WORK REQUIRED
Which lines of the data contain the string "text"? Copy every one.

[Records from a dataset]
»»

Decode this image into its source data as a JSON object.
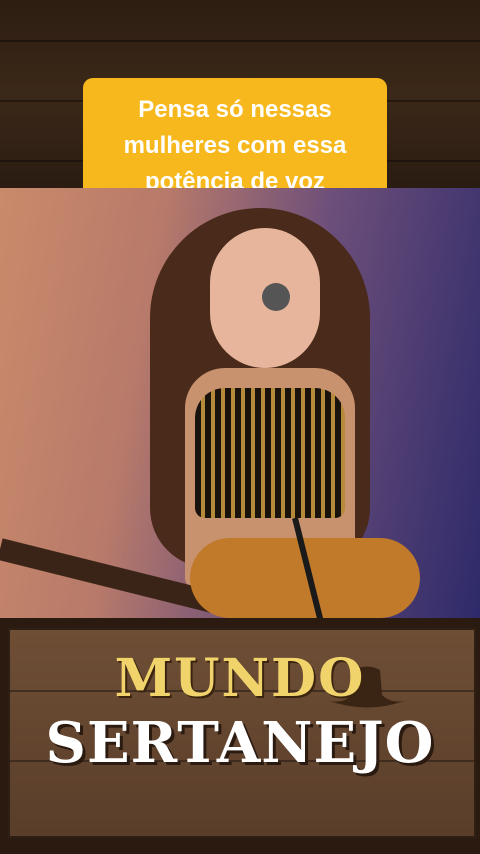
{
  "caption": {
    "text": "Pensa só nessas\nmulheres com essa\npotência de voz",
    "background": "#f6b81c",
    "color": "#ffffff"
  },
  "video": {
    "description_hidden": true
  },
  "sign": {
    "title_top": "MUNDO",
    "title_bottom": "SERTANEJO",
    "title_top_color": "#f1d36b",
    "title_bottom_color": "#ffffff"
  },
  "icons": {
    "hat": "cowboy-hat-icon"
  }
}
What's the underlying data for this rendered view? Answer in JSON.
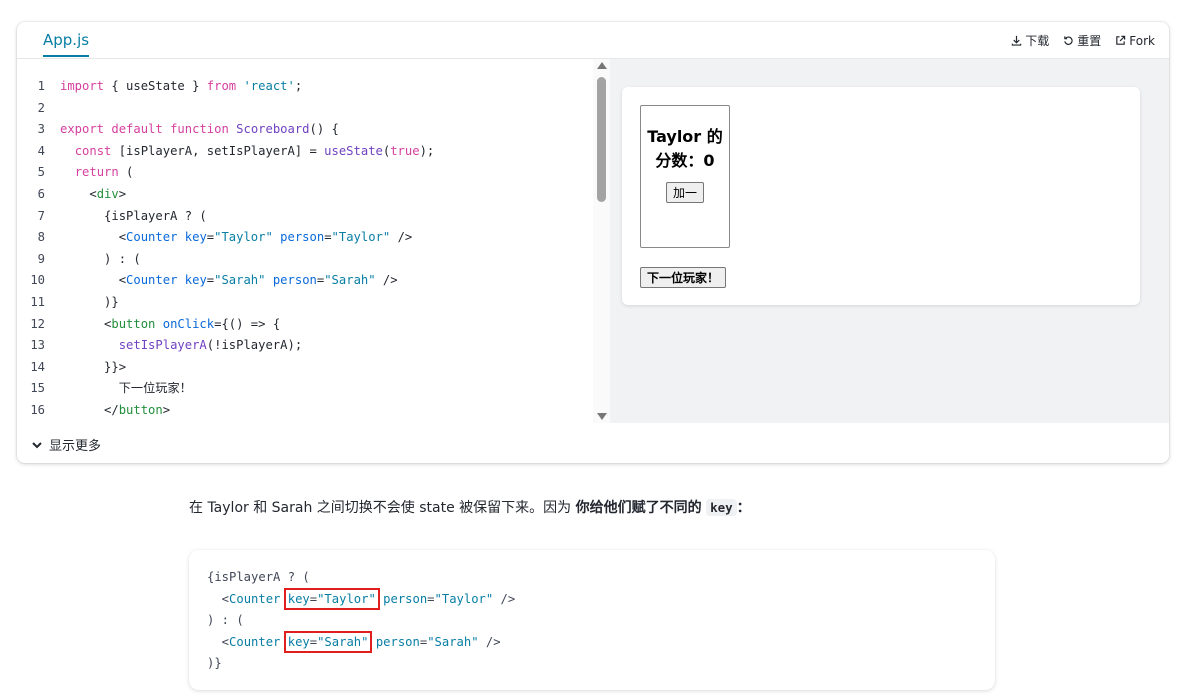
{
  "sandpack": {
    "file_tab": "App.js",
    "actions": [
      {
        "label": "下载",
        "icon": "download-icon"
      },
      {
        "label": "重置",
        "icon": "reset-icon"
      },
      {
        "label": "Fork",
        "icon": "external-link-icon"
      }
    ],
    "line_numbers": [
      "1",
      "2",
      "3",
      "4",
      "5",
      "6",
      "7",
      "8",
      "9",
      "10",
      "11",
      "12",
      "13",
      "14",
      "15",
      "16"
    ],
    "code": {
      "l1": {
        "a": "import",
        "b": " { useState } ",
        "c": "from",
        "d": " ",
        "e": "'react'",
        "f": ";"
      },
      "l3": {
        "a": "export",
        "b": " ",
        "c": "default",
        "d": " ",
        "e": "function",
        "f": " ",
        "g": "Scoreboard",
        "h": "() {"
      },
      "l4": {
        "a": "  ",
        "b": "const",
        "c": " [isPlayerA, setIsPlayerA] = ",
        "d": "useState",
        "e": "(",
        "f": "true",
        "g": ");"
      },
      "l5": {
        "a": "  ",
        "b": "return",
        "c": " ("
      },
      "l6": {
        "a": "    <",
        "b": "div",
        "c": ">"
      },
      "l7": {
        "a": "      {isPlayerA ? ("
      },
      "l8": {
        "a": "        <",
        "b": "Counter",
        "c": " ",
        "d": "key",
        "e": "=",
        "f": "\"Taylor\"",
        "g": " ",
        "h": "person",
        "i": "=",
        "j": "\"Taylor\"",
        "k": " />"
      },
      "l9": {
        "a": "      ) : ("
      },
      "l10": {
        "a": "        <",
        "b": "Counter",
        "c": " ",
        "d": "key",
        "e": "=",
        "f": "\"Sarah\"",
        "g": " ",
        "h": "person",
        "i": "=",
        "j": "\"Sarah\"",
        "k": " />"
      },
      "l11": {
        "a": "      )}"
      },
      "l12": {
        "a": "      <",
        "b": "button",
        "c": " ",
        "d": "onClick",
        "e": "={() => {"
      },
      "l13": {
        "a": "        ",
        "b": "setIsPlayerA",
        "c": "(!isPlayerA);"
      },
      "l14": {
        "a": "      }}>"
      },
      "l15": {
        "a": "        ",
        "b": "下一位玩家！"
      },
      "l16": {
        "a": "      </",
        "b": "button",
        "c": ">"
      }
    },
    "preview": {
      "counter_title": "Taylor 的分数：0",
      "add_button": "加一",
      "next_button": "下一位玩家！"
    },
    "show_more": "显示更多"
  },
  "paragraph": {
    "text": "在 Taylor 和 Sarah 之间切换不会使 state 被保留下来。因为 ",
    "bold": "你给他们赋了不同的",
    "code": "key",
    "end": "："
  },
  "snippet": {
    "l1": "{isPlayerA ? (",
    "l2": {
      "a": "  <",
      "b": "Counter",
      "c": " ",
      "d": "key",
      "e": "=",
      "f": "\"Taylor\"",
      "g": " ",
      "h": "person",
      "i": "=",
      "j": "\"Taylor\"",
      "k": " />"
    },
    "l3": ") : (",
    "l4": {
      "a": "  <",
      "b": "Counter",
      "c": " ",
      "d": "key",
      "e": "=",
      "f": "\"Sarah\"",
      "g": " ",
      "h": "person",
      "i": "=",
      "j": "\"Sarah\"",
      "k": " />"
    },
    "l5": ")}"
  }
}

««

TASK ANSWER
    "text": "Pensa só nessas\nmulheres com essa\npotência de voz",
    "text": "在 Taylor 和 Sarah 之间切换不会使 state 被保留下来。因为 ",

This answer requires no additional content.